Incoming Commissioner James O'Neill says NYPD will follow Bill Bratton's lead in deal to avoid police reforms

August 4, 2016
Graham Rayman, Erin Durkin
New York Daily News

Incoming Police Commissioner James O’Neill said he’ll stick to a controversial deal with the City Council on identification and search rules — prompting a clash with some police reform advocates before he’s even started the job.

O’Neill, the current Chief of Department who will take over for Bill Bratton, said he’d stick to the deal his predecessor made to avoid a vote on two bills called the Right to Know Act.
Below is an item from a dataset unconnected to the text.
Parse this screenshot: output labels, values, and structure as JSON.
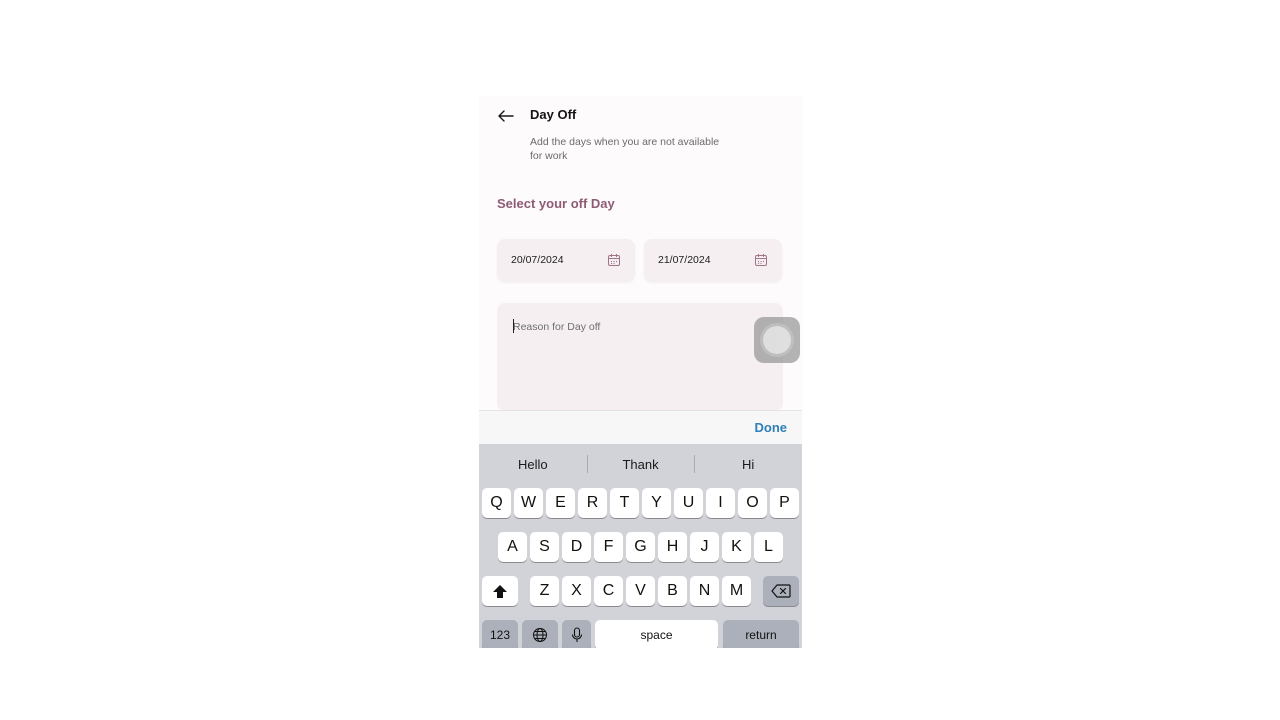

Instead of legislation, the NYPD will instruct cops to ask for consent before they search people and identify themselves with business cards in some circumstances.

“It was a long hard road to get to where we are so I am totally committed to the deal that was made,” O’Neill told reporters Thursday.

Bratton had fiercely opposed the bills, along with other legislation to regulate cops, and some Council members and advocates hoped they might have an easier path after he steps down.

Advocacy group Communities United for Police Reform quickly blasted O’Neill’s stance.

“It’s disappointing that before Chief O’Neill even becomes police commissioner he is making commitments to a backroom political deal between Commissioner Bratton and Speaker (Melissa) Mark-Viverito that attempts to gut the Right to Know Act police reforms,” said spokesman Mark Winston Griffith, also executive director of Brooklyn Movement Center.

“If that represents the type of community engagement of the new commissioner that is being so aggressively promoted, then he’s revealed it’s really just politics as usual without substance,” he said. “This growing coalition will continue to move forward to pass the Right to Know Act into law despite the political obstruction.”



Topics: Right to Know Act